I use credit card sign-up bonuses and the loyalty programs for the major hotel conglomerates, including InterContinental Hotel Group (IHG) Priority Club; Hyatt Gold Passport; Hilton HHonors; Club Carlson; and Starwood Preferred Guest. I like the Hotels.com Welcome Rewards program, which effectively yields a discount of nearly 10%.
These programs have regular redemption rules, and the credit card sign-up bonuses can often yield several nights upfront. Aside from that though, procuring discounts can be rare. I look out for program promotions by having most of my Twitter feed spew travel-related messages.
Several months ago, Hotels.com released a limited number of coupons for discounts of $30-$50. There was a cap on the number of times the code could be used, maybe 20,000 total by the Internet population. I quickly booked many reservations in one-night durations to maximize usage of the coupon code.
On Cyber Monday, December 1, Expedia’s promotion was for a cool $100 off of any booking made with a Visa credit card.
In late August, InterContinental Hotel Group’s Priority Club launched a promotion called “Into the Nights.” Among the travel-hacking community, there were complaints about the individually targeted offers and severe technical snafus.

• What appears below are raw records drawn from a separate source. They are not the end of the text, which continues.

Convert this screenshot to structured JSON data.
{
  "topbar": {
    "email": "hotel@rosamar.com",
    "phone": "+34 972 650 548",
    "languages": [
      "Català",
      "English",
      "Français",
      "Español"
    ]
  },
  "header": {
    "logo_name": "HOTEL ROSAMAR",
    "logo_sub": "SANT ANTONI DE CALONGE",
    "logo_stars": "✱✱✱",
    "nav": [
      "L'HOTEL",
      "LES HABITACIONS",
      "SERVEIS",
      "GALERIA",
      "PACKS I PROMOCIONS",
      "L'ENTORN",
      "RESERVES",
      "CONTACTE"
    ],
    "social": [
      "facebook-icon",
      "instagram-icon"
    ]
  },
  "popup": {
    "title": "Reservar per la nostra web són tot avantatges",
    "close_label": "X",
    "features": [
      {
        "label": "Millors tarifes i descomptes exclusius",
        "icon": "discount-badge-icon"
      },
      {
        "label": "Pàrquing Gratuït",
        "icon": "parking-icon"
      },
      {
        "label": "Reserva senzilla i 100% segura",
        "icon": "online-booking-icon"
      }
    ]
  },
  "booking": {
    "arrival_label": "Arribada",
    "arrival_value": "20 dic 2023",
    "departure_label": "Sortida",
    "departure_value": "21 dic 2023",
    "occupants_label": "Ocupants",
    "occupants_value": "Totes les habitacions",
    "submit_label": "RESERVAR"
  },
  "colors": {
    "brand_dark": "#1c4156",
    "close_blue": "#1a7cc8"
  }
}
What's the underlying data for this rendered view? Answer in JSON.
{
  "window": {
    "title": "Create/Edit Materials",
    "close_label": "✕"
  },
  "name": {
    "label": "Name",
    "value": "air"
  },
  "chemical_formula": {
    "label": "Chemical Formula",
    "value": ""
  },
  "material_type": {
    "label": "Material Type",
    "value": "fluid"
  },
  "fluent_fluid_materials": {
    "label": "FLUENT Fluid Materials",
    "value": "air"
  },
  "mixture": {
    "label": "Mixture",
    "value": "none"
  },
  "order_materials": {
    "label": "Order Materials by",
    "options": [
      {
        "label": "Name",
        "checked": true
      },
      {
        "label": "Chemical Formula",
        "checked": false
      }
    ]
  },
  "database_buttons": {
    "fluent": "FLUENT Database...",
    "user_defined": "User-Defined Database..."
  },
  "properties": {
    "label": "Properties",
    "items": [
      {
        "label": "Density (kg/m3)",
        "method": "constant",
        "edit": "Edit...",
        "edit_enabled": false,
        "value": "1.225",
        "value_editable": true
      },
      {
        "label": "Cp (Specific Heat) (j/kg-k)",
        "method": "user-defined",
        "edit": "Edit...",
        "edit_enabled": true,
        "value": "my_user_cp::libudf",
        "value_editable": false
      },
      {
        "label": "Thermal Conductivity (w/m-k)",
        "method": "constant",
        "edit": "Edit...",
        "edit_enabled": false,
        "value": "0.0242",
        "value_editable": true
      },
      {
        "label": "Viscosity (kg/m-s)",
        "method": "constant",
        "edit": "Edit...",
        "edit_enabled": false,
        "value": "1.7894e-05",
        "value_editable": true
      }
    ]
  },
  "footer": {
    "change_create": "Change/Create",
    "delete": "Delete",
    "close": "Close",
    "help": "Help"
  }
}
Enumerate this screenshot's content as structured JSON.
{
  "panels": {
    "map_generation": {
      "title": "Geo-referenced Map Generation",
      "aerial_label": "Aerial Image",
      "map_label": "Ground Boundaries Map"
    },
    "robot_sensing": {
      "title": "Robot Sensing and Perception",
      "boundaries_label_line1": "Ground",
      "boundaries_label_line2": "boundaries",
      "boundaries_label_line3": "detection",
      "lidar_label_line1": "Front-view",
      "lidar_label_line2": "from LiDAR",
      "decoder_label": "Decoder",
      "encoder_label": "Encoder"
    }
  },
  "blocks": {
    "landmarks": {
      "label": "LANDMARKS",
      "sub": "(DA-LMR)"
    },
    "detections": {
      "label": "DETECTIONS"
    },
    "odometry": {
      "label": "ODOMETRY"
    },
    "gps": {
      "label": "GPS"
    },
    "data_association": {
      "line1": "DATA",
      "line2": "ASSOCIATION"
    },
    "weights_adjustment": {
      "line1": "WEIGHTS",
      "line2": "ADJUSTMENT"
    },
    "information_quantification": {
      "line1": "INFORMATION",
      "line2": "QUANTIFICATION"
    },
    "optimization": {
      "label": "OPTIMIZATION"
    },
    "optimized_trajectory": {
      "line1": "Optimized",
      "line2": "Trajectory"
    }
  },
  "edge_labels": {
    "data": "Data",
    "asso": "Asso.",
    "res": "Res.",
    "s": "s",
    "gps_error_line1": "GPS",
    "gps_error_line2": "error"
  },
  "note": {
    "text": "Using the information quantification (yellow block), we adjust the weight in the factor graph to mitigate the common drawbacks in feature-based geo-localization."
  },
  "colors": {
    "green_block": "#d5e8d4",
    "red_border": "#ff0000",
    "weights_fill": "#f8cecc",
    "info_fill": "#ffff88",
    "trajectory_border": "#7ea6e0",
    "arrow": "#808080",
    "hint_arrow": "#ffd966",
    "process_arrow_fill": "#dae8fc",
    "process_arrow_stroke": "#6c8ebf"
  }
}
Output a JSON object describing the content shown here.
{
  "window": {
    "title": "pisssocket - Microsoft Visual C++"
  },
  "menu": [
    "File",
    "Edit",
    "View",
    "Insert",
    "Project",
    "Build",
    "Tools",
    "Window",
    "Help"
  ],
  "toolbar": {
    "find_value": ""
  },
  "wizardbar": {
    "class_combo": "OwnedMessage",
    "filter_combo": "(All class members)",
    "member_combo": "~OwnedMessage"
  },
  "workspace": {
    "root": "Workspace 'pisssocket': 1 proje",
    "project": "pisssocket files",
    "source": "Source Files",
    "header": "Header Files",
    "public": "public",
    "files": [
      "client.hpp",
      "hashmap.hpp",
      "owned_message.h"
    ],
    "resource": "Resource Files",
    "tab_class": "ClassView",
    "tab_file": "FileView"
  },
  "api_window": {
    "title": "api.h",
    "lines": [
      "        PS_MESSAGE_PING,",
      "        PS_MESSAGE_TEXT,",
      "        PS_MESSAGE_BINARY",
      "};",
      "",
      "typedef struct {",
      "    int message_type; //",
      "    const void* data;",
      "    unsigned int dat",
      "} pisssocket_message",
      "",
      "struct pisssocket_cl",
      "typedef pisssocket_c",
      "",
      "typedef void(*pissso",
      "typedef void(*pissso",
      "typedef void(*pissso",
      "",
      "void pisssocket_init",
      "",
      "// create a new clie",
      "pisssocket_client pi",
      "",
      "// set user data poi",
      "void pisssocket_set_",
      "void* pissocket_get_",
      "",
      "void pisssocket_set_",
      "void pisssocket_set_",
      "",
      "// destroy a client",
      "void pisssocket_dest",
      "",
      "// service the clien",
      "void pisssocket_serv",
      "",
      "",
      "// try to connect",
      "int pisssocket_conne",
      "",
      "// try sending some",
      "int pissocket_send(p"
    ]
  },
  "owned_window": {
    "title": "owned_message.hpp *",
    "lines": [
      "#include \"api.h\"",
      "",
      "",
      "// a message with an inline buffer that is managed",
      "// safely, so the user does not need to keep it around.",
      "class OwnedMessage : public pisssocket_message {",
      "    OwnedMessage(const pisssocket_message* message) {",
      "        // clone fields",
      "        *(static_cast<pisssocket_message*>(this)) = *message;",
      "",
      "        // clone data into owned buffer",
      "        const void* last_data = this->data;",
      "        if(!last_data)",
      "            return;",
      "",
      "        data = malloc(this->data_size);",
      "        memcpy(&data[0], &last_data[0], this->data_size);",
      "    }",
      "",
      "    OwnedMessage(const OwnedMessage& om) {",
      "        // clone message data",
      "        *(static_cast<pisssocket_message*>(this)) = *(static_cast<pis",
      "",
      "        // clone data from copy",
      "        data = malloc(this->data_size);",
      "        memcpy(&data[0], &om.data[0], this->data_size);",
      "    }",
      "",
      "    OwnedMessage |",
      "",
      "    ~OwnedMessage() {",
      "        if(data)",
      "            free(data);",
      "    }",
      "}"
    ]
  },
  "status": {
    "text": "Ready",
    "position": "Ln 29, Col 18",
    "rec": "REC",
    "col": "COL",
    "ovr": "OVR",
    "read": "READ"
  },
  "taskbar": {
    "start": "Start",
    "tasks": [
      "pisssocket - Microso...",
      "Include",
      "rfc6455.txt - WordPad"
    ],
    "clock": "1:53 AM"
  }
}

The technical mishaps got cleared. The carrot of the “Into the Nights” promotion was that the account-holder would receive two free nights at any InterContinental Hotel Group property in the world, with no restriction to actual market price. The most expensive IHG property is the InterContinental Thalasso-Spa Bora Bora, where rates for the least-expensive room can approach $1300 per night! The Reward Nights expire within one year.
One would obtain the carrot by completing four of five given “offers.” For many loyal IHG business travelers, their hurdles to earn the two free nights seemed laughably difficult or not worth pursuing, such as staying 30 nights. I have only made a few recent IHG stays, all in Manhattan and via Reward Nights. My offer was as follows:
Note how each offer also accumulates points, in addition to the normal points from making a paid stay. My promotion was incredibly juicy. Specifically, I would be offered 36,000 points to stay in my local EVEN Hotel in Rockville, Maryland. I actually fulfilled this requirement by making the $115 reservation, checking into the hotel, and never even looking at the room!
I noticed that I could knock out four of the five offers by staying in as few as a total of two nights, which is exactly what I did. When I stayed in the EVEN Hotel, I booked it for a Saturday with a Bonus Points breakfast package. I booked another Saturday night in Barcelona, and I cleared all the requirements. I needed hotel nights in Barcelona anyway, so I basically paid only $115 for two Reward Night certificates and 46,100 points, which have a value of more than $300. That’s how you build travel equity.
IHG is running another promotion similar to its “Into the Nights” one called “Set Your Sights.” I would not advise taking extra effort to accrue promotion bonuses, but if you are traveling for leisure or business anyway, then it may make sense. Unfortunately, I am probably not going to participate in this promotion because one of the terms I would have to fulfill is booking at a Holiday Inn Club Vacation property. Those hotels are located only in the United States, and the terms dictate that I have to check in physically.